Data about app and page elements
⟨
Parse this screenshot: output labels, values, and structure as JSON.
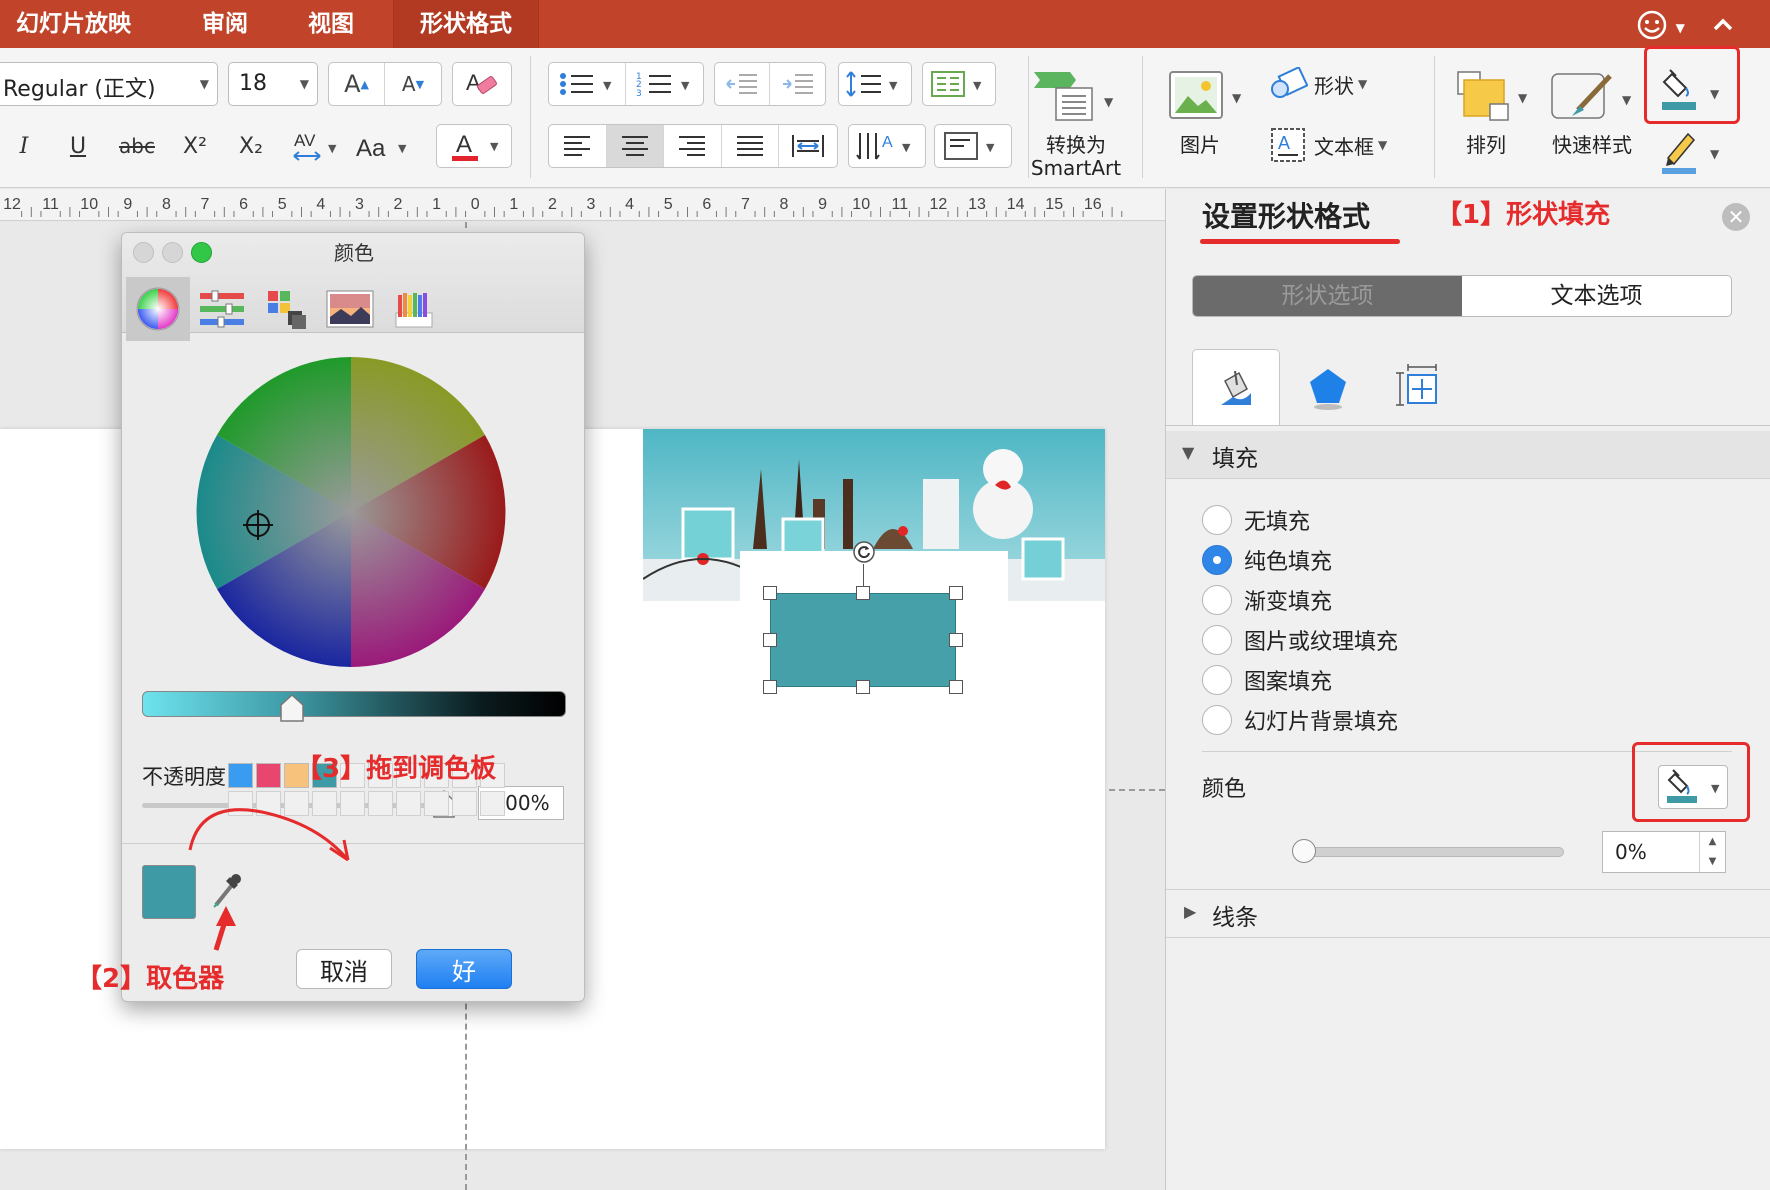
{
  "tabs": [
    {
      "label": "幻灯片放映",
      "active": false
    },
    {
      "label": "审阅",
      "active": false
    },
    {
      "label": "视图",
      "active": false
    },
    {
      "label": "形状格式",
      "active": true
    }
  ],
  "ribbon": {
    "font_name": "Regular (正文)",
    "font_size": "18",
    "convert_smartart": [
      "转换为",
      "SmartArt"
    ],
    "picture_label": "图片",
    "shape_label": "形状",
    "textbox_label": "文本框",
    "arrange_label": "排列",
    "quick_style_label": "快速样式",
    "format_labels": {
      "italic": "I",
      "underline": "U",
      "strike": "abc",
      "superscript": "X²",
      "subscript": "X₂"
    }
  },
  "ruler_ticks": [
    "12",
    "11",
    "10",
    "9",
    "8",
    "7",
    "6",
    "5",
    "4",
    "3",
    "2",
    "1",
    "0",
    "1",
    "2",
    "3",
    "4",
    "5",
    "6",
    "7",
    "8",
    "9",
    "10",
    "11",
    "12",
    "13",
    "14",
    "15",
    "16"
  ],
  "color_dialog": {
    "title": "颜色",
    "opacity_label": "不透明度",
    "opacity_value": "100%",
    "current_color": "#3e9aa5",
    "custom_swatches": [
      "#3a9cf0",
      "#e8466e",
      "#f7c27c",
      "#3e9aa5"
    ],
    "cancel_label": "取消",
    "ok_label": "好"
  },
  "selected_shape": {
    "fill_color": "#46a0aa"
  },
  "format_pane": {
    "title": "设置形状格式",
    "tabs": [
      "形状选项",
      "文本选项"
    ],
    "fill_section": "填充",
    "fill_options": [
      {
        "label": "无填充",
        "selected": false
      },
      {
        "label": "纯色填充",
        "selected": true
      },
      {
        "label": "渐变填充",
        "selected": false
      },
      {
        "label": "图片或纹理填充",
        "selected": false
      },
      {
        "label": "图案填充",
        "selected": false
      },
      {
        "label": "幻灯片背景填充",
        "selected": false
      }
    ],
    "color_label": "颜色",
    "transparency_value": "0%",
    "line_section": "线条"
  },
  "annotations": {
    "a1": "【1】形状填充",
    "a2": "【2】取色器",
    "a3": "【3】拖到调色板"
  }
}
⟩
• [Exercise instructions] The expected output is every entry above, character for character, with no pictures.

• [Task response]
Parse this screenshot: output labels, values, and structure as JSON.
{
  "tabs": [
    {
      "label": "幻灯片放映",
      "active": false
    },
    {
      "label": "审阅",
      "active": false
    },
    {
      "label": "视图",
      "active": false
    },
    {
      "label": "形状格式",
      "active": true
    }
  ],
  "ribbon": {
    "font_name": "Regular (正文)",
    "font_size": "18",
    "convert_smartart": [
      "转换为",
      "SmartArt"
    ],
    "picture_label": "图片",
    "shape_label": "形状",
    "textbox_label": "文本框",
    "arrange_label": "排列",
    "quick_style_label": "快速样式",
    "format_labels": {
      "italic": "I",
      "underline": "U",
      "strike": "abc",
      "superscript": "X²",
      "subscript": "X₂"
    }
  },
  "ruler_ticks": [
    "12",
    "11",
    "10",
    "9",
    "8",
    "7",
    "6",
    "5",
    "4",
    "3",
    "2",
    "1",
    "0",
    "1",
    "2",
    "3",
    "4",
    "5",
    "6",
    "7",
    "8",
    "9",
    "10",
    "11",
    "12",
    "13",
    "14",
    "15",
    "16"
  ],
  "color_dialog": {
    "title": "颜色",
    "opacity_label": "不透明度",
    "opacity_value": "100%",
    "current_color": "#3e9aa5",
    "custom_swatches": [
      "#3a9cf0",
      "#e8466e",
      "#f7c27c",
      "#3e9aa5"
    ],
    "cancel_label": "取消",
    "ok_label": "好"
  },
  "selected_shape": {
    "fill_color": "#46a0aa"
  },
  "format_pane": {
    "title": "设置形状格式",
    "tabs": [
      "形状选项",
      "文本选项"
    ],
    "fill_section": "填充",
    "fill_options": [
      {
        "label": "无填充",
        "selected": false
      },
      {
        "label": "纯色填充",
        "selected": true
      },
      {
        "label": "渐变填充",
        "selected": false
      },
      {
        "label": "图片或纹理填充",
        "selected": false
      },
      {
        "label": "图案填充",
        "selected": false
      },
      {
        "label": "幻灯片背景填充",
        "selected": false
      }
    ],
    "color_label": "颜色",
    "transparency_value": "0%",
    "line_section": "线条"
  },
  "annotations": {
    "a1": "【1】形状填充",
    "a2": "【2】取色器",
    "a3": "【3】拖到调色板"
  }
}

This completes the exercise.